Task directions: If a line of the listing contains the string "Shirt", return that line.

● ● ● ● ●

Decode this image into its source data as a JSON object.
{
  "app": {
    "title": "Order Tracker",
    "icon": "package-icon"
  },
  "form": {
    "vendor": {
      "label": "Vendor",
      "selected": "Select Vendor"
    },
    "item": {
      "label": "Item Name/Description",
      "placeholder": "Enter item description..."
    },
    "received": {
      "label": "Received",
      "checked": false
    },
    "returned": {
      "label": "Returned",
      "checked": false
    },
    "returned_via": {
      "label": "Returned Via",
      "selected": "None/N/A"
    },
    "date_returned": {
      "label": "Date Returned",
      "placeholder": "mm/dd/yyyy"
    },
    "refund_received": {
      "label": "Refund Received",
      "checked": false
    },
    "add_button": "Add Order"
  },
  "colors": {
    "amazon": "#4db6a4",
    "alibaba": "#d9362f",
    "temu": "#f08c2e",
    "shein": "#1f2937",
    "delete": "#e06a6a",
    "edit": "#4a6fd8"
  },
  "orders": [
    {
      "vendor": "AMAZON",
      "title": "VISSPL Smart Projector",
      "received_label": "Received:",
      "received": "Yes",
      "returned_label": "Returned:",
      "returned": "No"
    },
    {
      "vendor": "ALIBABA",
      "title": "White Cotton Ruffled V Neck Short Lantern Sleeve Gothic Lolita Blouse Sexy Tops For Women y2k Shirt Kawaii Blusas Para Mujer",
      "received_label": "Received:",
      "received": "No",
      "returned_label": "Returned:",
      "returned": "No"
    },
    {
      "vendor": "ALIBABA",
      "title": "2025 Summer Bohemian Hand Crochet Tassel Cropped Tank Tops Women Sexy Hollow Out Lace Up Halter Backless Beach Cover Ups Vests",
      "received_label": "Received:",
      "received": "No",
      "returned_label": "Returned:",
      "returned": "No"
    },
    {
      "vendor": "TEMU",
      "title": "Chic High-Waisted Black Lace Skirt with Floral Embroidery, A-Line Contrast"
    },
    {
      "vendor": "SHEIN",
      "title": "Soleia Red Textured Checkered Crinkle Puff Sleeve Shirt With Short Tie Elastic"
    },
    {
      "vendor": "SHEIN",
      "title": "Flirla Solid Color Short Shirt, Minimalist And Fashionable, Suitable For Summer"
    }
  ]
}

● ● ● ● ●

Answer box:
      "title": "White Cotton Ruffled V Neck Short Lantern Sleeve Gothic Lolita Blouse Sexy Tops For Women y2k Shirt Kawaii Blusas Para Mujer",
      "title": "Soleia Red Textured Checkered Crinkle Puff Sleeve Shirt With Short Tie Elastic"
      "title": "Flirla Solid Color Short Shirt, Minimalist And Fashionable, Suitable For Summer"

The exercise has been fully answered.